Web page and app entries
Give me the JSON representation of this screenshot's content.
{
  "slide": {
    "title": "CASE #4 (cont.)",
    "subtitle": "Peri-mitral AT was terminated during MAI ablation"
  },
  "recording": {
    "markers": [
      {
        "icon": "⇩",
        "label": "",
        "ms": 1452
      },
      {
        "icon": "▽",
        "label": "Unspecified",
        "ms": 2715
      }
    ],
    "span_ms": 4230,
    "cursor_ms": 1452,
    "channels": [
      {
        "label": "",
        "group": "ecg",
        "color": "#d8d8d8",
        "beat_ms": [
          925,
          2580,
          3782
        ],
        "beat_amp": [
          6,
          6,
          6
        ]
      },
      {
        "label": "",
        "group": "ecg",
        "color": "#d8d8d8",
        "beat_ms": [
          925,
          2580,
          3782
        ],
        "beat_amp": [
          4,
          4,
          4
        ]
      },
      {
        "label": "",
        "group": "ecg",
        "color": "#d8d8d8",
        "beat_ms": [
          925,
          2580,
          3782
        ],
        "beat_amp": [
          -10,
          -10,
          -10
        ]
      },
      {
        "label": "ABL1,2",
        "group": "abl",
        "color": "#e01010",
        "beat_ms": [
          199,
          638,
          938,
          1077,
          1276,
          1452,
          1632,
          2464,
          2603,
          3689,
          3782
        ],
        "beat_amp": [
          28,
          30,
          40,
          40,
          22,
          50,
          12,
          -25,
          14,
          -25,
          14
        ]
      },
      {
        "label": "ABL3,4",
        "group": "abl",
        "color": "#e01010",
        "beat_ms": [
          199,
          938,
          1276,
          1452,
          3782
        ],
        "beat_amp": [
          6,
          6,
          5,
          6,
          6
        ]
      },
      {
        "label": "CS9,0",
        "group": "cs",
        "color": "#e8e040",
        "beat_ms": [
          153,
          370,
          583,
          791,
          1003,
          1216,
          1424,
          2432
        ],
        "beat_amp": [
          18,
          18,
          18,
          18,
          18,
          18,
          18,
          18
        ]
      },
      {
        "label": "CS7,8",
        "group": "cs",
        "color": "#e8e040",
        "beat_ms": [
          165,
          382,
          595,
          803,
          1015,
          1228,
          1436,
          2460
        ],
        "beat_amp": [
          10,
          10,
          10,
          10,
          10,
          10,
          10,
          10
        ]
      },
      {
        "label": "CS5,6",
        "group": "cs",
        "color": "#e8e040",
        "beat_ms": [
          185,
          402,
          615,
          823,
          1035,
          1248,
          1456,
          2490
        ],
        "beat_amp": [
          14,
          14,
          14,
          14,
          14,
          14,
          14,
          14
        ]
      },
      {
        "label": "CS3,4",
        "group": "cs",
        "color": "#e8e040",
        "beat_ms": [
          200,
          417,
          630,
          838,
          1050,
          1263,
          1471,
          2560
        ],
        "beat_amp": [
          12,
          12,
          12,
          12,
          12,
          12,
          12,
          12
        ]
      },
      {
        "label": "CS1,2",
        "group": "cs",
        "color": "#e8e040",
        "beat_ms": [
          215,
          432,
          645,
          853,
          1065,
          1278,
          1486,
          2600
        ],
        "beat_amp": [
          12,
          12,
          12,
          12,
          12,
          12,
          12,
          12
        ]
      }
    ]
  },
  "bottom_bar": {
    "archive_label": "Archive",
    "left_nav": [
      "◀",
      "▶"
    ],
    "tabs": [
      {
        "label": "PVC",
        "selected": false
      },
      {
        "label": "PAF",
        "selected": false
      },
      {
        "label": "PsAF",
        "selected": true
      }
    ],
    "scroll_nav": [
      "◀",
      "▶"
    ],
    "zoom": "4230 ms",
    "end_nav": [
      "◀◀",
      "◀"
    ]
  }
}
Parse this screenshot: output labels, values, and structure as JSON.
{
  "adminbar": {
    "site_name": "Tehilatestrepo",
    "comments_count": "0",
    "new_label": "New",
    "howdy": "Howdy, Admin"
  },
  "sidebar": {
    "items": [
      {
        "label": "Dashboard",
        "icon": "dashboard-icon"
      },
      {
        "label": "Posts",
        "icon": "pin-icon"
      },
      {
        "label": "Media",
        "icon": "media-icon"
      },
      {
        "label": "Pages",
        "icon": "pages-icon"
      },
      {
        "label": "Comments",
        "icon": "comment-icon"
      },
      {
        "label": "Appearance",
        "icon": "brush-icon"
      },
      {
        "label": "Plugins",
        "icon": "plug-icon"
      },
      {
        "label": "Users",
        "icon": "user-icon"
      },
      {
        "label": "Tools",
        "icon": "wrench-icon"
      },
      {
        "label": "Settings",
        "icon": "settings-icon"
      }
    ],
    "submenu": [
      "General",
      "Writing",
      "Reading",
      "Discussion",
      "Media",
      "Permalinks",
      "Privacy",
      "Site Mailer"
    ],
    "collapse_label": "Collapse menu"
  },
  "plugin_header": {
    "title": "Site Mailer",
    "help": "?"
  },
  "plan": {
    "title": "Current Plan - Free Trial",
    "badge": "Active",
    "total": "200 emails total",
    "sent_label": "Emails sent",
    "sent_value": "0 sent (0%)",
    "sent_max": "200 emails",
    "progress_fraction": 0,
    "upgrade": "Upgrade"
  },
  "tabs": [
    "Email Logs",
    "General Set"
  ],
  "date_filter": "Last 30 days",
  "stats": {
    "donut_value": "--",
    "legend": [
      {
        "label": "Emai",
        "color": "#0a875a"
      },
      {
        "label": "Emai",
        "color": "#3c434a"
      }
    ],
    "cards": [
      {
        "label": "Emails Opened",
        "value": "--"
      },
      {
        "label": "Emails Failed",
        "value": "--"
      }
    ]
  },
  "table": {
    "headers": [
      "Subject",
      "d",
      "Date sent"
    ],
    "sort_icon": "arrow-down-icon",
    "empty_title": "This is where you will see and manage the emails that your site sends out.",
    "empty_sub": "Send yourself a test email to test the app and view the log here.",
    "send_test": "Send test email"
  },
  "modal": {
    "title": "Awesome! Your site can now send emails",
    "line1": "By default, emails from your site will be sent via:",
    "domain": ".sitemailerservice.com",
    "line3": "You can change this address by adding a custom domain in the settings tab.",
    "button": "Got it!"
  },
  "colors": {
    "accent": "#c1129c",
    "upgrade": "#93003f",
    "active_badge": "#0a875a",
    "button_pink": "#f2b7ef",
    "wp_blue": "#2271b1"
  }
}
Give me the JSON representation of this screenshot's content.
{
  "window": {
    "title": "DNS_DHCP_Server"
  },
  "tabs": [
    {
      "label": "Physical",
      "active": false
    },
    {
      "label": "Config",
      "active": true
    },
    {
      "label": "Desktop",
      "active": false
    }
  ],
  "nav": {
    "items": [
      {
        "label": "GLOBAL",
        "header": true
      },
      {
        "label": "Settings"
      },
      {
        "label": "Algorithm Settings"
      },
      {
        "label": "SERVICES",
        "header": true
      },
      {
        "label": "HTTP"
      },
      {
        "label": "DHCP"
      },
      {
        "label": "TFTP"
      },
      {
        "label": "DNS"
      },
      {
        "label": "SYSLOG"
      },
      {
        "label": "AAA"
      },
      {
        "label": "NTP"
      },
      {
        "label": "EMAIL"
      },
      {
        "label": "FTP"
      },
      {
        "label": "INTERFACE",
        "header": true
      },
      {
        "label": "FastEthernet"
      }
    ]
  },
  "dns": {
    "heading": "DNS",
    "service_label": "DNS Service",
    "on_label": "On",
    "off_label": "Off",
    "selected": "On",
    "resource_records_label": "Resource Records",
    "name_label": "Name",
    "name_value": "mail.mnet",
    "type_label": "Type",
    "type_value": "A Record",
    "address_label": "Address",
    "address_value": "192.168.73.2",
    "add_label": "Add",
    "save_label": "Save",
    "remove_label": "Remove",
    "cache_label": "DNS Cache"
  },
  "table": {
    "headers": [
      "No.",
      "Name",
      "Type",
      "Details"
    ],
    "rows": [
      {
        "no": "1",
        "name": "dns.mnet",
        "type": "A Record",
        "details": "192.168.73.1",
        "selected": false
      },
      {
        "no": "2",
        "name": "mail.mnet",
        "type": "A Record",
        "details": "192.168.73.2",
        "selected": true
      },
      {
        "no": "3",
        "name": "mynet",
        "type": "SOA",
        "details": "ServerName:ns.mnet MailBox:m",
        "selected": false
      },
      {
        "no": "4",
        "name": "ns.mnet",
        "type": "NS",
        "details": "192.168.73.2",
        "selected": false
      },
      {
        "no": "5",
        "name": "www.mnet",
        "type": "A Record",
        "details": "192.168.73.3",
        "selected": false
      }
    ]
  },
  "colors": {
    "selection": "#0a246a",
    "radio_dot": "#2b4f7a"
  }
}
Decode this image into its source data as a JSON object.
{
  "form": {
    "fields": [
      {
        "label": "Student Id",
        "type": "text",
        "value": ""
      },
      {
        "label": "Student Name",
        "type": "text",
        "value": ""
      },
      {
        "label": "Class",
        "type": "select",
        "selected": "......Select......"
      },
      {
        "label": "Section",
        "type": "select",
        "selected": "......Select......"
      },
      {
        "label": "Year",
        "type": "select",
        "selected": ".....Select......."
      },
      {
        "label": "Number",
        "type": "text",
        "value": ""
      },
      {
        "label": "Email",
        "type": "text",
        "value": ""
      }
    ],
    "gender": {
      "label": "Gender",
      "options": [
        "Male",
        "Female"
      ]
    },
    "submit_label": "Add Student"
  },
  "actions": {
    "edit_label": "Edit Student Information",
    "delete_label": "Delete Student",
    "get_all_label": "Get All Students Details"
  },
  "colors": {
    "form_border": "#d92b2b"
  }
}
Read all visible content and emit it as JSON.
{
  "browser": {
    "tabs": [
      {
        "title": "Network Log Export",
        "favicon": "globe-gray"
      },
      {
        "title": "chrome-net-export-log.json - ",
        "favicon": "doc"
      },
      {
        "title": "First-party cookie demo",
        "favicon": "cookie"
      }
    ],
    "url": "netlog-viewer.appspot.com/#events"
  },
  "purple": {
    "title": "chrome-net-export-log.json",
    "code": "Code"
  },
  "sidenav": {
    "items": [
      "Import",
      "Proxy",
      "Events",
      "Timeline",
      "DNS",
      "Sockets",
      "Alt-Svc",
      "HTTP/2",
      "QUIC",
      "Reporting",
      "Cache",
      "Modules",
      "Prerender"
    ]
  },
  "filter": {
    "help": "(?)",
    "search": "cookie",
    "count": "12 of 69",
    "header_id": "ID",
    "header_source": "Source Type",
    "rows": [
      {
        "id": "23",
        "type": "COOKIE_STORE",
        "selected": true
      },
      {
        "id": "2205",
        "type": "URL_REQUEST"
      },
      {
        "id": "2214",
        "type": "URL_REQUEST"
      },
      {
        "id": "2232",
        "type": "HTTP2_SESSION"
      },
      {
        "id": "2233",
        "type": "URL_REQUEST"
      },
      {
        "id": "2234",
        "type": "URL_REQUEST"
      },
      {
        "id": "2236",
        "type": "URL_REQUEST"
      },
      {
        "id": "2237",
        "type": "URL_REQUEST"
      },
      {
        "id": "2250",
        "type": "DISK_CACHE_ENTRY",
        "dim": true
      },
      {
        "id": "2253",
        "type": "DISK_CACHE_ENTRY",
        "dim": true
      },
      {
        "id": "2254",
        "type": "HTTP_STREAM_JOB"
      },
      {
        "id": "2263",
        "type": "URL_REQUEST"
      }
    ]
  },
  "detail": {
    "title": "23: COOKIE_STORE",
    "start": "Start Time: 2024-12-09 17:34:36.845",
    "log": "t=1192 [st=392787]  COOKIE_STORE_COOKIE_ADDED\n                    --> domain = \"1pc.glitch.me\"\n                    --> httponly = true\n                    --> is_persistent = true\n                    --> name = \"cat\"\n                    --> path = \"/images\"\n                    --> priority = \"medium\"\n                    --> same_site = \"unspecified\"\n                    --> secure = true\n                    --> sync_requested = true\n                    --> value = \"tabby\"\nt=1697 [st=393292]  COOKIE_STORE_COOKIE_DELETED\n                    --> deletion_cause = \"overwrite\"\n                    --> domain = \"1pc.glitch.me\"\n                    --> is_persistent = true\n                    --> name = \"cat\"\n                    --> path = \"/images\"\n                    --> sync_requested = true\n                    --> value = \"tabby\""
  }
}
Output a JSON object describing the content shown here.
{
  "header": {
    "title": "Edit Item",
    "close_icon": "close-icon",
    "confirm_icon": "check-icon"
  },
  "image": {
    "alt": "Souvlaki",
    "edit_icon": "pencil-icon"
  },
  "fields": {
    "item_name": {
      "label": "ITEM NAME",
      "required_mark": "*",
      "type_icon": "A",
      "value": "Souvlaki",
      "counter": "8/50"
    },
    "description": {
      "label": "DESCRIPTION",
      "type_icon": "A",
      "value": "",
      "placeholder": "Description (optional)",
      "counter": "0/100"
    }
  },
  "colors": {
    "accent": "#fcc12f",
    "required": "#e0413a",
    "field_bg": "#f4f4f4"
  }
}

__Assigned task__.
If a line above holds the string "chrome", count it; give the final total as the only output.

__Expected answer__.
2